WOMEN in Port Moresby have to cope with bullying and humiliation from the hands of human beings that came into the world through a mother’s womb.
The sentence doesn’t sound rational but that is the way things are in PNG’s national capital.
Our mothers and sisters fear the men in blue cruising around in troop carriers, whipping any Tom, Dick and Harry as if these humans are black stallions in a Melbourne cup.
Women are whipped with fan belts just as hard as the psychopaths caught at Gordon’s market trying to rape a school girl in broad day light.
Rational people wonder what prompted the men in blue to come down so low to whip the mothers with fan belts who toil to make ends meet in an unforgiving society like Port Moresby.
Is PNG Robert Mugabe’s Zimbabwe? It seems like one at the moment with all this sophistry from the echelons of power.
Anyway, let’s leave these crooks for a while and go to the delivery theatre in the Port Moresby general Hospital.
Mothers are complaining that some of the nursing sisters working in the delivery theatre have adopted the same disgusting behaviour of the thugs I refer to above.
Many of the poor mothers in the settlements fear to go to the theatre to deliver their babies because of the inhuman treatment from some nursing sisters.

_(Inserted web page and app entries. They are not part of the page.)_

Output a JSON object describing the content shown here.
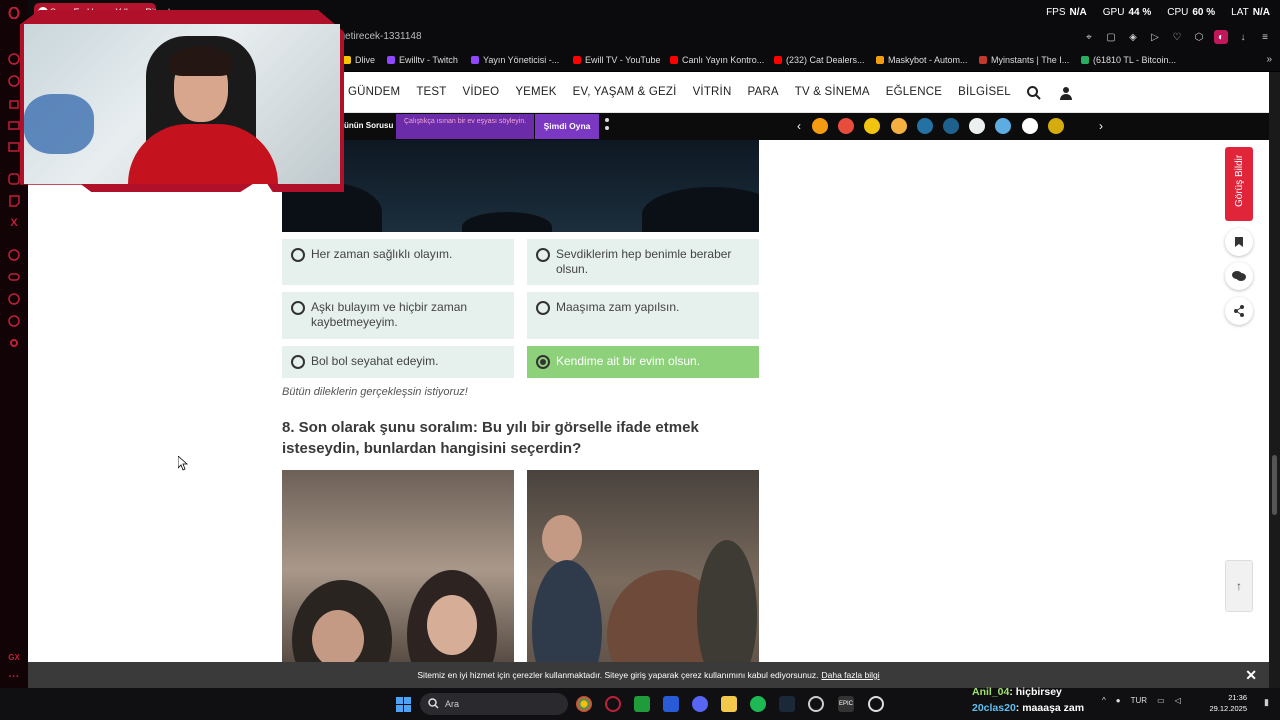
{
  "browser": {
    "tab_title": "Sana En Uygun Yılbaşı Riti",
    "new_tab": "+",
    "stats": {
      "fps_label": "FPS",
      "fps": "N/A",
      "gpu_label": "GPU",
      "gpu": "44 %",
      "cpu_label": "CPU",
      "cpu": "60 %",
      "lat_label": "LAT",
      "lat": "N/A"
    },
    "url": "ans-getirecek-1331148",
    "bookmarks": [
      {
        "label": "Dlive",
        "color": "#f7c600"
      },
      {
        "label": "Ewilltv - Twitch",
        "color": "#9146ff"
      },
      {
        "label": "Yayın Yöneticisi -...",
        "color": "#9146ff"
      },
      {
        "label": "Ewill TV - YouTube",
        "color": "#ff0000"
      },
      {
        "label": "Canlı Yayın Kontro...",
        "color": "#ff0000"
      },
      {
        "label": "(232) Cat Dealers...",
        "color": "#ff0000"
      },
      {
        "label": "Maskybot - Autom...",
        "color": "#f39c12"
      },
      {
        "label": "Myinstants | The I...",
        "color": "#c0392b"
      },
      {
        "label": "(61810 TL - Bitcoin...",
        "color": "#27ae60"
      }
    ]
  },
  "site": {
    "nav": [
      "GÜNDEM",
      "TEST",
      "VİDEO",
      "YEMEK",
      "EV, YAŞAM & GEZİ",
      "VİTRİN",
      "PARA",
      "TV & SİNEMA",
      "EĞLENCE",
      "BİLGİSEL"
    ],
    "promo": {
      "question": "ünün Sorusu",
      "text": "Çalıştıkça ısınan bir ev eşyası söyleyin.",
      "button": "Şimdi Oyna"
    },
    "reaction_colors": [
      "#f39c12",
      "#e74c3c",
      "#f1c40f",
      "#f5b041",
      "#2471a3",
      "#1f618d",
      "#ecf0f1",
      "#5dade2",
      "#ffffff",
      "#d4ac0d"
    ],
    "options": [
      {
        "label": "Her zaman sağlıklı olayım.",
        "selected": false
      },
      {
        "label": "Sevdiklerim hep benimle beraber olsun.",
        "selected": false
      },
      {
        "label": "Aşkı bulayım ve hiçbir zaman kaybetmeyeyim.",
        "selected": false
      },
      {
        "label": "Maaşıma zam yapılsın.",
        "selected": false
      },
      {
        "label": "Bol bol seyahat edeyim.",
        "selected": false
      },
      {
        "label": "Kendime ait bir evim olsun.",
        "selected": true
      }
    ],
    "result": "Bütün dileklerin gerçekleşsin istiyoruz!",
    "question": "8. Son olarak şunu soralım: Bu yılı bir görselle ifade etmek isteseydin, bunlardan hangisini seçerdin?",
    "feedback": "Görüş Bildir",
    "to_top": "↑",
    "cookie": {
      "text": "Sitemiz en iyi hizmet için çerezler kullanmaktadır. Siteye giriş yaparak çerez kullanımını kabul ediyorsunuz.",
      "link": "Daha fazla bilgi",
      "close": "✕"
    }
  },
  "taskbar": {
    "search": "Ara",
    "chat": [
      {
        "user": "Anil_04",
        "msg": ": hiçbirsey"
      },
      {
        "user": "20clas20",
        "msg": ": maaaşa zam"
      }
    ],
    "lang": "TUR",
    "time": "21:36",
    "date": "29.12.2025"
  }
}
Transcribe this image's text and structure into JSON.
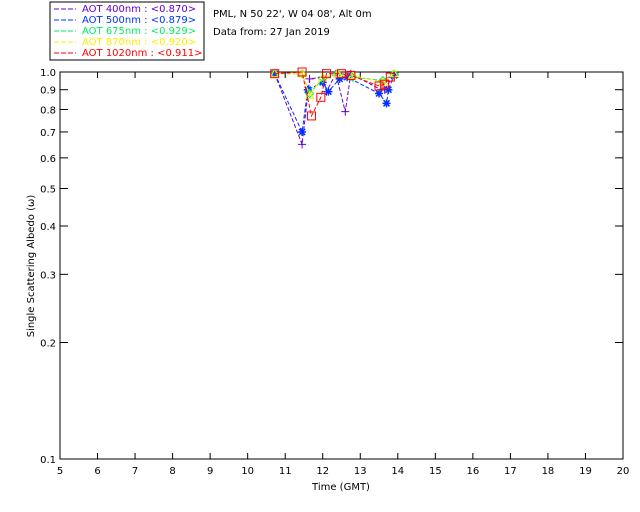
{
  "chart_data": {
    "type": "scatter",
    "header": [
      "PML, N 50 22', W 04 08', Alt 0m",
      "Data from: 27 Jan 2019"
    ],
    "xlabel": "Time (GMT)",
    "ylabel": "Single Scattering Albedo (ω)",
    "xlim": [
      5,
      20
    ],
    "ylim": [
      0.1,
      1.0
    ],
    "yscale": "log",
    "xticks": [
      "5",
      "6",
      "7",
      "8",
      "9",
      "10",
      "11",
      "12",
      "13",
      "14",
      "15",
      "16",
      "17",
      "18",
      "19",
      "20"
    ],
    "yticks": [
      "0.1",
      "0.2",
      "0.3",
      "0.4",
      "0.5",
      "0.6",
      "0.7",
      "0.8",
      "0.9",
      "1.0"
    ],
    "legend_placement": "top-left outside",
    "series": [
      {
        "name": "AOT  400nm : <0.870>",
        "color": "#6600cc",
        "marker": "plus",
        "points": [
          [
            10.72,
            0.99
          ],
          [
            11.45,
            0.65
          ],
          [
            11.65,
            0.96
          ],
          [
            12.0,
            0.97
          ],
          [
            12.1,
            0.89
          ],
          [
            12.35,
            0.99
          ],
          [
            12.6,
            0.79
          ],
          [
            12.75,
            0.99
          ],
          [
            13.55,
            0.9
          ],
          [
            13.65,
            0.9
          ],
          [
            13.85,
            0.97
          ]
        ]
      },
      {
        "name": "AOT  500nm : <0.879>",
        "color": "#0033ff",
        "marker": "star",
        "points": [
          [
            10.72,
            0.99
          ],
          [
            11.45,
            0.7
          ],
          [
            11.6,
            0.9
          ],
          [
            12.0,
            0.94
          ],
          [
            12.15,
            0.89
          ],
          [
            12.45,
            0.96
          ],
          [
            12.65,
            0.97
          ],
          [
            13.5,
            0.88
          ],
          [
            13.7,
            0.83
          ],
          [
            13.75,
            0.9
          ],
          [
            13.9,
            0.98
          ]
        ]
      },
      {
        "name": "AOT  675nm : <0.929>",
        "color": "#00ee66",
        "marker": "diamond",
        "points": [
          [
            10.72,
            0.99
          ],
          [
            11.45,
            0.99
          ],
          [
            11.65,
            0.88
          ],
          [
            12.0,
            0.96
          ],
          [
            12.4,
            0.99
          ],
          [
            12.8,
            0.97
          ],
          [
            13.6,
            0.95
          ],
          [
            13.9,
            0.99
          ]
        ]
      },
      {
        "name": "AOT  870nm : <0.920>",
        "color": "#ffee00",
        "marker": "triangle",
        "points": [
          [
            10.72,
            0.99
          ],
          [
            11.45,
            0.99
          ],
          [
            11.65,
            0.87
          ],
          [
            12.0,
            0.97
          ],
          [
            12.4,
            0.99
          ],
          [
            12.8,
            0.98
          ],
          [
            13.6,
            0.94
          ],
          [
            13.9,
            0.99
          ]
        ]
      },
      {
        "name": "AOT 1020nm : <0.911>",
        "color": "#ff0000",
        "marker": "square",
        "points": [
          [
            10.72,
            0.99
          ],
          [
            11.45,
            1.0
          ],
          [
            11.7,
            0.77
          ],
          [
            11.95,
            0.86
          ],
          [
            12.1,
            0.99
          ],
          [
            12.5,
            0.99
          ],
          [
            12.75,
            0.98
          ],
          [
            13.5,
            0.92
          ],
          [
            13.65,
            0.93
          ],
          [
            13.8,
            0.97
          ]
        ]
      }
    ]
  }
}
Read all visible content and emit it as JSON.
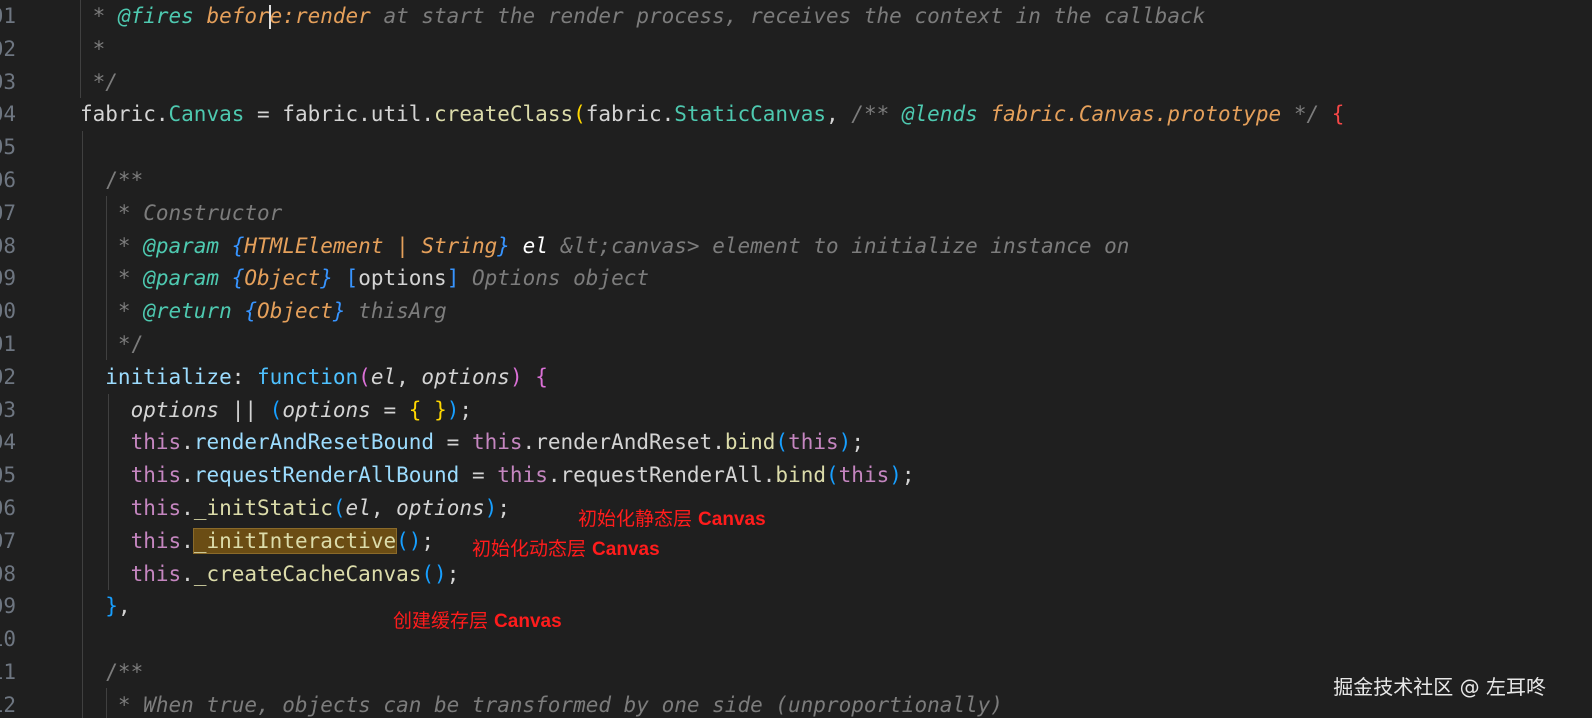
{
  "gutter": {
    "line_numbers": [
      "01",
      "02",
      "03",
      "04",
      "05",
      "06",
      "07",
      "08",
      "09",
      "00",
      "01",
      "02",
      "03",
      "04",
      "05",
      "06",
      "07",
      "08",
      "09",
      "10",
      "11",
      "12"
    ]
  },
  "code": {
    "l01": {
      "star": " * ",
      "tag": "@fires",
      "name": " before",
      "name2": ":render",
      "rest": " at start the render process, receives the context in the callback"
    },
    "l02": {
      "text": " *"
    },
    "l03": {
      "text": " */"
    },
    "l04": {
      "a": "fabric.",
      "b": "Canvas",
      "c": " = fabric.util.",
      "d": "createClass",
      "e": "(",
      "f": "fabric.",
      "g": "StaticCanvas",
      "h": ", ",
      "i": "/** ",
      "j": "@lends",
      "k": " fabric.Canvas.prototype",
      "l": " */",
      "m": " {"
    },
    "l06": {
      "text": "  /**"
    },
    "l07": {
      "text": "   * Constructor"
    },
    "l08": {
      "star": "   * ",
      "tag": "@param",
      "sp": " ",
      "brace1": "{",
      "type": "HTMLElement | String",
      "brace2": "}",
      "name": " el",
      "rest": " &lt;canvas> element to initialize instance on"
    },
    "l09": {
      "star": "   * ",
      "tag": "@param",
      "sp": " ",
      "brace1": "{",
      "type": "Object",
      "brace2": "}",
      "b3": " [",
      "name": "options",
      "b4": "]",
      "rest": " Options object"
    },
    "l10": {
      "star": "   * ",
      "tag": "@return",
      "sp": " ",
      "brace1": "{",
      "type": "Object",
      "brace2": "}",
      "rest": " thisArg"
    },
    "l11": {
      "text": "   */"
    },
    "l12": {
      "a": "  initialize",
      "b": ": ",
      "c": "function",
      "d": "(",
      "e": "el",
      "f": ", ",
      "g": "options",
      "h": ")",
      "i": " {"
    },
    "l13": {
      "a": "    ",
      "b": "options",
      "c": " || ",
      "d": "(",
      "e": "options",
      "f": " = ",
      "g": "{ }",
      "h": ")",
      "i": ";"
    },
    "l14": {
      "a": "    ",
      "b": "this",
      "c": ".",
      "d": "renderAndResetBound",
      "e": " = ",
      "f": "this",
      "g": ".renderAndReset.",
      "h": "bind",
      "i": "(",
      "j": "this",
      "k": ")",
      "l": ";"
    },
    "l15": {
      "a": "    ",
      "b": "this",
      "c": ".",
      "d": "requestRenderAllBound",
      "e": " = ",
      "f": "this",
      "g": ".requestRenderAll.",
      "h": "bind",
      "i": "(",
      "j": "this",
      "k": ")",
      "l": ";"
    },
    "l16": {
      "a": "    ",
      "b": "this",
      "c": ".",
      "d": "_initStatic",
      "e": "(",
      "f": "el",
      "g": ", ",
      "h": "options",
      "i": ")",
      "j": ";"
    },
    "l17": {
      "a": "    ",
      "b": "this",
      "c": ".",
      "d": "_initInteractive",
      "e": "()",
      "f": ";"
    },
    "l18": {
      "a": "    ",
      "b": "this",
      "c": ".",
      "d": "_createCacheCanvas",
      "e": "()",
      "f": ";"
    },
    "l19": {
      "a": "  }",
      "b": ","
    },
    "l21": {
      "text": "  /**"
    },
    "l22": {
      "text": "   * When true, objects can be transformed by one side (unproportionally)"
    }
  },
  "annotations": {
    "static_cn": "初始化静态层 ",
    "static_en": "Canvas",
    "interactive_cn": "初始化动态层 ",
    "interactive_en": "Canvas",
    "cache_cn": "创建缓存层 ",
    "cache_en": "Canvas"
  },
  "watermark": "掘金技术社区 @ 左耳咚"
}
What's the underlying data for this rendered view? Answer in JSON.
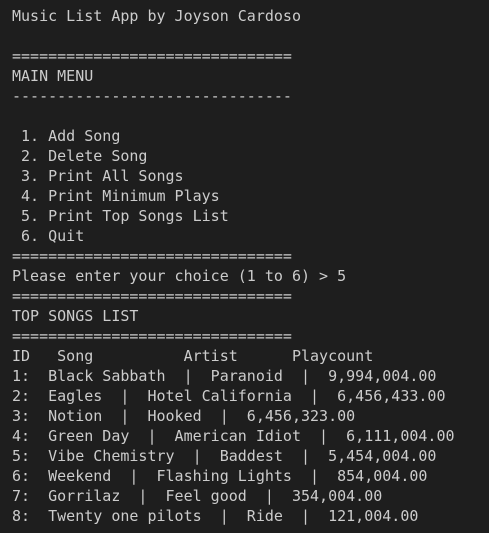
{
  "terminal": {
    "lines": [
      "Music List App by Joyson Cardoso",
      "",
      "===============================",
      "MAIN MENU",
      "-------------------------------",
      "",
      " 1. Add Song",
      " 2. Delete Song",
      " 3. Print All Songs",
      " 4. Print Minimum Plays",
      " 5. Print Top Songs List",
      " 6. Quit",
      "===============================",
      "Please enter your choice (1 to 6) > 5",
      "===============================",
      "TOP SONGS LIST",
      "===============================",
      "ID   Song          Artist      Playcount",
      "1:  Black Sabbath  |  Paranoid  |  9,994,004.00",
      "2:  Eagles  |  Hotel California  |  6,456,433.00",
      "3:  Notion  |  Hooked  |  6,456,323.00",
      "4:  Green Day  |  American Idiot  |  6,111,004.00",
      "5:  Vibe Chemistry  |  Baddest  |  5,454,004.00",
      "6:  Weekend  |  Flashing Lights  |  854,004.00",
      "7:  Gorrilaz  |  Feel good  |  354,004.00",
      "8:  Twenty one pilots  |  Ride  |  121,004.00"
    ]
  },
  "colors": {
    "background": "#1e1e1e",
    "text": "#cccccc"
  }
}
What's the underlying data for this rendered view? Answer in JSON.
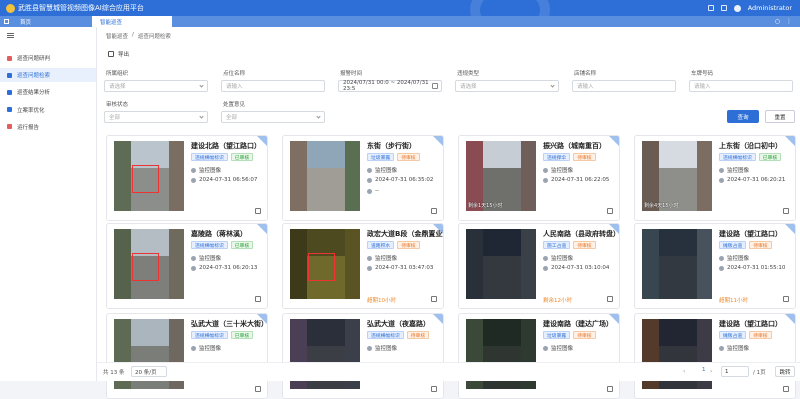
{
  "app": {
    "title": "武胜县智慧城管视频图像AI综合应用平台",
    "user": "Administrator"
  },
  "tabs": [
    {
      "label": "首页"
    },
    {
      "label": "智能巡查"
    }
  ],
  "sidebar": {
    "items": [
      {
        "label": "巡查问题研判",
        "color": "#e35d5d"
      },
      {
        "label": "巡查问题检索",
        "color": "#2d6fd6"
      },
      {
        "label": "巡查结果分析",
        "color": "#2d6fd6"
      },
      {
        "label": "立案率优化",
        "color": "#2d6fd6"
      },
      {
        "label": "运行报告",
        "color": "#e35d5d"
      }
    ]
  },
  "breadcrumb": {
    "parent": "智能巡查",
    "sep": "/",
    "current": "巡查问题检索"
  },
  "toolbar": {
    "export_label": "导出"
  },
  "filters": {
    "org": {
      "label": "所属组织",
      "placeholder": "请选择"
    },
    "point": {
      "label": "点位名称",
      "placeholder": "请输入"
    },
    "time": {
      "label": "报警时间",
      "value": "2024/07/31 00:0 ~ 2024/07/31 23:5"
    },
    "type": {
      "label": "违规类型",
      "placeholder": "请选择"
    },
    "shop": {
      "label": "店铺名称",
      "placeholder": "请输入"
    },
    "plate": {
      "label": "车牌号码",
      "placeholder": "请输入"
    },
    "audit": {
      "label": "审核状态",
      "value": "全部"
    },
    "handle": {
      "label": "处置意见",
      "value": "全部"
    },
    "search_label": "查询",
    "reset_label": "重置"
  },
  "cards": [
    {
      "title": "建设北路（望江路口）",
      "type": "违规横幅标识",
      "status": "已审核",
      "status_kind": "green",
      "source": "监控图像",
      "time": "2024-07-31 06:56:07",
      "deadline": ""
    },
    {
      "title": "东街（步行街）",
      "type": "垃圾暴露",
      "status": "待审核",
      "status_kind": "orange",
      "source": "监控图像",
      "time": "2024-07-31 06:35:02",
      "extra": "--",
      "deadline": ""
    },
    {
      "title": "振兴路（城南重百）",
      "type": "违规撑伞",
      "status": "待审核",
      "status_kind": "orange",
      "source": "监控图像",
      "time": "2024-07-31 06:22:05",
      "overlay": "剩余1天15小时"
    },
    {
      "title": "上东街（沿口初中）",
      "type": "违规横幅标识",
      "status": "已审核",
      "status_kind": "green",
      "source": "监控图像",
      "time": "2024-07-31 06:20:21",
      "overlay": "剩余4天15小时"
    },
    {
      "title": "嘉陵路（蒋林溪）",
      "type": "违规横幅标识",
      "status": "已审核",
      "status_kind": "green",
      "source": "监控图像",
      "time": "2024-07-31 06:20:13",
      "deadline": ""
    },
    {
      "title": "政宏大道B段（金鼎置业）",
      "type": "道路积水",
      "status": "待审核",
      "status_kind": "orange",
      "source": "监控图像",
      "time": "2024-07-31 03:47:03",
      "deadline": "超期10小时"
    },
    {
      "title": "人民南路（县政府转盘）",
      "type": "施工占道",
      "status": "待审核",
      "status_kind": "orange",
      "source": "监控图像",
      "time": "2024-07-31 03:10:04",
      "deadline": "剩余12小时"
    },
    {
      "title": "建设路（望江路口）",
      "type": "摊贩占道",
      "status": "待审核",
      "status_kind": "orange",
      "source": "监控图像",
      "time": "2024-07-31 01:55:10",
      "deadline": "超期11小时"
    },
    {
      "title": "弘武大道（三十米大街）",
      "type": "违规横幅标识",
      "status": "已审核",
      "status_kind": "green",
      "source": "监控图像",
      "time": "",
      "deadline": ""
    },
    {
      "title": "弘武大道（夜嘉路）",
      "type": "违规横幅标识",
      "status": "待审核",
      "status_kind": "orange",
      "source": "监控图像",
      "time": "",
      "deadline": ""
    },
    {
      "title": "建设南路（建达广场）",
      "type": "垃圾暴露",
      "status": "待审核",
      "status_kind": "orange",
      "source": "监控图像",
      "time": "",
      "deadline": ""
    },
    {
      "title": "建设路（望江路口）",
      "type": "摊贩占道",
      "status": "待审核",
      "status_kind": "orange",
      "source": "监控图像",
      "time": "",
      "deadline": ""
    }
  ],
  "pager": {
    "total": "共 13 条",
    "size": "20 条/页",
    "prev": "‹",
    "page": "1",
    "next": "›",
    "input": "1",
    "of": "/ 1页",
    "go": "跳转"
  }
}
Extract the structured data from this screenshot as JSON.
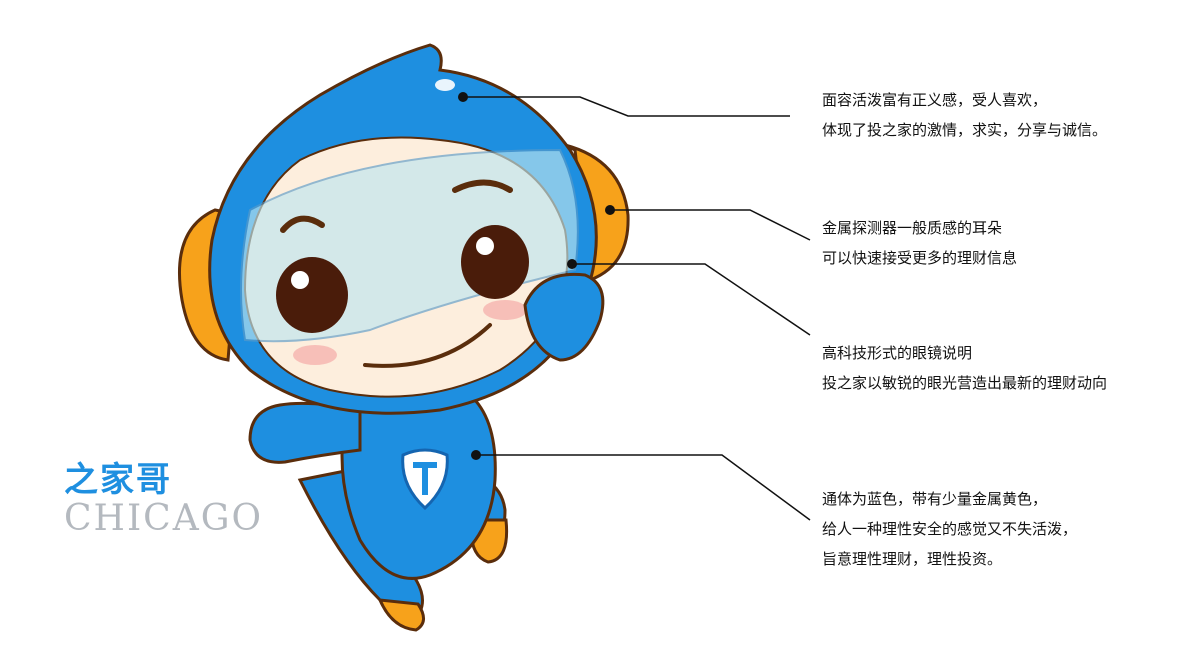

Mothers who go in for their second or subsequent child are told to shut up and deliver in silence. If they yell and call for their mother or the angels in their pain they are simply asking for humiliation.
‘When you opened your legs it was fun, why agonise now’ or ‘when you had sex, did you think of your mother? Is it your first time to deliver? Shut up,’ are some common verbal abuses.
‘The slanging is humiliating,’ the mothers lament.
If a wife of a security guard or a buai seller goes in there for a third or fourth baby, she is told bluntly that her husband is a poor man and she needs to deliver this baby and go straight to the doctors for tubal ligation.
If the mother refuses tubal litigation then she is told not to come back if she gets pregnant again. If she tells them of her religious beliefs forbidding tubal litigation she will hear responses like, ‘Will the priest, pastor or imam feed your child?’
PNG is not a welfare state and does not care about how we eat, sleep, and raise our children. It is true that the social indicators reflect badly on the overall livelihood of people in PNG and we need to limit the number of our children to advance the family unit but that has to be communicated to the mothers in a more appropriate way.
Mothers go into the delivery theatre with a lot of problems. Some come from abusive husbands, others might be divorced mothers or HIV positive.
Some come to the delivery theatre with hungry stomachs and no toea in their bilums. They are already overwhelmed with problems and with labour pains. A chorus of humiliating chants and the mothers surely are in hell.
Due to the fear of coercion in the theatre rooms many working class mothers decide to go to the private hospitals, even though they charge hefty fees. The poorer mothers in the city have no choice but to develop a thick skin to cope through the humiliation from their own kind.
The mothers say the men in the delivery theatres are very professional and do their job with diligence. This is a positive for PNG men in the medical profession.
There are some very professional female nursing sisters too and the mothers speak highly of them. A mother reported; ‘I delivered at around 3 am in the morning and the sister was the most humane I ever met. The nurse treated me as if I was her sister.
She helped me deliver, cleaned the baby, dressed her and told me I had a beautiful daughter with a smile. I was happy with her manners and professionalism.
‘Before I moved to the ward I gave her some money in appreciation but she refused to take it and told me to use the money to take a taxi home after being discharged’.
That was a white angel and the mothers say they would like to meet more of her kind in the delivery theatre and not those rude ones.
Our mothers’ ethnic background, their strata, their husband’s profession, their education, size or beauty should not be a factor in how they are treated in the theatre. They must be seen as human beings with a dignity and must be accorded due respect regardless.